With proper use of RBAC, assigning system rights becomes systematic and simple, once setup is in place. Furthermore, auditing user rights becomes much easier. The most important point to keep in mind while defining Access rules, is to follow the principle of Least Privilege. This means that a default or new user account with no roles must not have access to any resources. As an employee grows in a company, and his/her job responsibilities become more definite or increase in number, then he/she can get access to additional resources based on these roles. Hence, for each role, minimal privileges should be assigned based on the nature of job necessities.
There are many tools that can help with setting up RBAC. For example, SAM IT Solutions is a Microsoft Partner and uses Microsoft Active Directory, which has built in roles that can be used as a start point, and then can be extended based on the requirements. Here are 5 tips that should be kept in mind and can help when setting up Role Based Access Control
Keep it Simple – When creating roles, keep in mind the roles posing the biggest financial and security threats. Pay close attention to mitigate these risks first, and then move to lesser threats.
Don’t jump into Technology – Do not start with the available resources /systems that need to be given access, rather start with the business model of the company and define ownership to these resources or data. Then, it can be defined who else needs access and what type of permission.

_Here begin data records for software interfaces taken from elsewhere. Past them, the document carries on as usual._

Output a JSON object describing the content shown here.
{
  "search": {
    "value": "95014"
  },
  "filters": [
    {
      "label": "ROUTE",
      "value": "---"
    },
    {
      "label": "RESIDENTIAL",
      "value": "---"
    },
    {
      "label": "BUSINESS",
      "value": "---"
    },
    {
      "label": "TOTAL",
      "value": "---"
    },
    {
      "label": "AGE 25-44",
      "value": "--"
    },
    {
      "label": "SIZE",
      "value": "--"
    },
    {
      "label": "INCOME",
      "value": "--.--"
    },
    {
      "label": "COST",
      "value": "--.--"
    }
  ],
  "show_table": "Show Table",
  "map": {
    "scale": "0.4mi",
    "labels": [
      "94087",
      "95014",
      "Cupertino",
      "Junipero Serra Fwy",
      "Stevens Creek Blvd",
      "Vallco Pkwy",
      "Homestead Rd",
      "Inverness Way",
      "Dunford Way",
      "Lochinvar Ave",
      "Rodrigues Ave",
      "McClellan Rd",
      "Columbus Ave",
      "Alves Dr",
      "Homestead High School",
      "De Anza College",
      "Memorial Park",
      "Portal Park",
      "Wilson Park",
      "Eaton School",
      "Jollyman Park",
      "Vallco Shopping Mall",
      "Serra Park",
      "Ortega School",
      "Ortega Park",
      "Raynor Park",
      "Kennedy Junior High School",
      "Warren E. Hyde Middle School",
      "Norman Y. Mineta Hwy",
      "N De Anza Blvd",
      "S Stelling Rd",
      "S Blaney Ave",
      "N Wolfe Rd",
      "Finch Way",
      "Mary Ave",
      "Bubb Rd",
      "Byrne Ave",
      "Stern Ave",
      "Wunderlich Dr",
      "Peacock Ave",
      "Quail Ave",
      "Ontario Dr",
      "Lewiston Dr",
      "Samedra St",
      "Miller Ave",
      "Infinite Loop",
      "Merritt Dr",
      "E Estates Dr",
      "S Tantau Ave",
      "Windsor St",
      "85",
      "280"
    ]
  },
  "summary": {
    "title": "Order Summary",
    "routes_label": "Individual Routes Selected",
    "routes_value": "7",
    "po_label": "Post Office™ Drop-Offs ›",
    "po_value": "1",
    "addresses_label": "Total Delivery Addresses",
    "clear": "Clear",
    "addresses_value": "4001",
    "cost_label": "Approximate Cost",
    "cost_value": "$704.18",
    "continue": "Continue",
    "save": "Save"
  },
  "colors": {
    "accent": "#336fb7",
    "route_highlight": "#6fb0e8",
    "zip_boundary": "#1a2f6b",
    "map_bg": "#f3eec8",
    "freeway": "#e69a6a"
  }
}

Don’t make one-off changes – If a user comes up with an unusual need for access, do not break the rules of RBAC. Assign them a new role, and upon task completion, give them their old role back
Risk Assessment – When assigning permissions for a role, a good check to perform would be to analyze the risk in case of a security breach from a user account of that role. Then, a reasonable balance should be chosen between cost of mitigation and providing resource access to a user for that role
Restrict Number of Roles – It is easy to get carried away and define a high level of granularity – as much as a custom role for each user. But, it should be kept in mind that someone has to maintain every role and every rule. Therefore, to enable ease of management, there should be a healthy level of granularity defined in RBAC.